Wrap in a face cloth or small towel and gently squeeze out excess water, then lie them flat on a clean towel in a warm space to dry completely. In a bind, you can do a quick clean up by spritzing with some antibac spray and dabbing dry on a tissue. Sponges and contour blenders should apparently be washed once a week, but how you can use them more than once before tossing them in the machine is beyond me.
How to clean hairbrushes and combs
You should do this once a month, more if you use a lot of hair products.

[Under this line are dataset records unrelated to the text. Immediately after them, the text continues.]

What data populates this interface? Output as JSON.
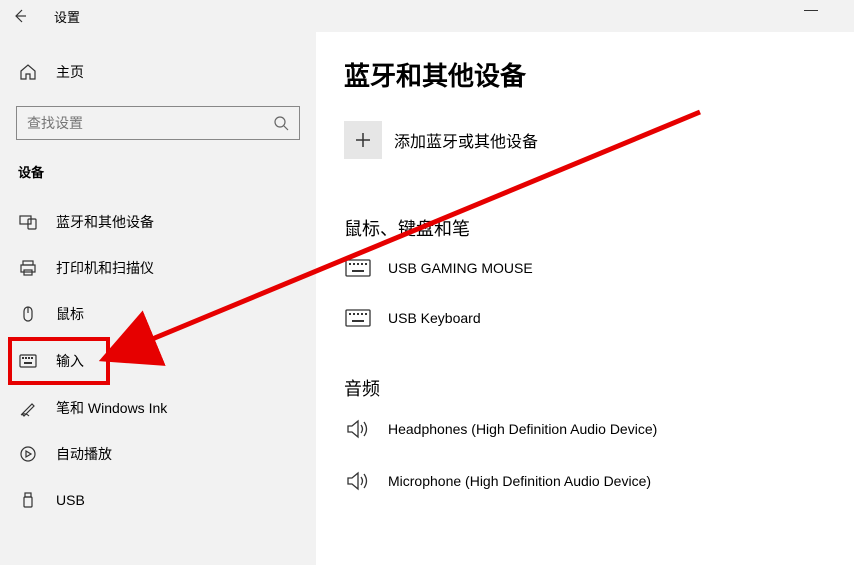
{
  "titlebar": {
    "title": "设置"
  },
  "sidebar": {
    "home": "主页",
    "search_placeholder": "查找设置",
    "section": "设备",
    "items": [
      {
        "label": "蓝牙和其他设备"
      },
      {
        "label": "打印机和扫描仪"
      },
      {
        "label": "鼠标"
      },
      {
        "label": "输入"
      },
      {
        "label": "笔和 Windows Ink"
      },
      {
        "label": "自动播放"
      },
      {
        "label": "USB"
      }
    ]
  },
  "main": {
    "title": "蓝牙和其他设备",
    "add_label": "添加蓝牙或其他设备",
    "section1": "鼠标、键盘和笔",
    "devices1": [
      {
        "label": "USB GAMING MOUSE"
      },
      {
        "label": "USB Keyboard"
      }
    ],
    "section2": "音频",
    "devices2": [
      {
        "label": "Headphones (High Definition Audio Device)"
      },
      {
        "label": "Microphone (High Definition Audio Device)"
      }
    ]
  }
}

Clarifying shampoo works well, as it is designed to break down excess hair products, but if you don’t have any, use a squirt of ordinary shampoo with a splash of vinegar in it. Add it to a bowl of warm water and put the combs and brushes in it to soak for 30 minutes to an hour, before rinsing very well and patting dry with a clean towel. You should wash natural bristle brushes in the same way as makeup brushes, above.
Dear Debora… your questions answered
Please could you let me know what you would recommend for the cleaning the grouting between ceramic tiles. Many thanks.
Keeping tiles looking fresh and clean can be surprisingly challenging. Grout is very porous and picks up stains easily. Poor ventilation can encourage black marks from mould and mildew; some shampoos and body washes can turn the grout a dingy yellow. If they are looking very bad, I would be inclined to go in hard with a product such as H&G Mould Remover Spray, 500ml for about £6.50 from DIY and hardware shops, or OxiClean Stain Remover, £4.99 for 1.37kg from jmldirect.com. Once you get them looking smart again, use a gentler treatment, such as a spray bottle filled with half-and-half distilled white vinegar and warm water. Spray it on, leave it for five minutes and then scrub and rinse. You can also mix bicarbonate of soda into a paste with water, rub it on, leave for five minutes, then spray with the vinegar and water mixture and proceed as above. Oxo Good Grips sells a set of two brushes, Deep Clean Grout Cleaning Brushes, £8.99 from Lakeland.co.uk, below, specifically designed for scrubbing grout. I have a friend who swears by a stain-removing toothpaste and an old electric toothbrush, but personally, next time I redecorate my bathroom I am embracing the fashion for dark grouting.
If you have a zip which is sticking, try rubbing it with a bar of soap and it should move up and down smoothly again.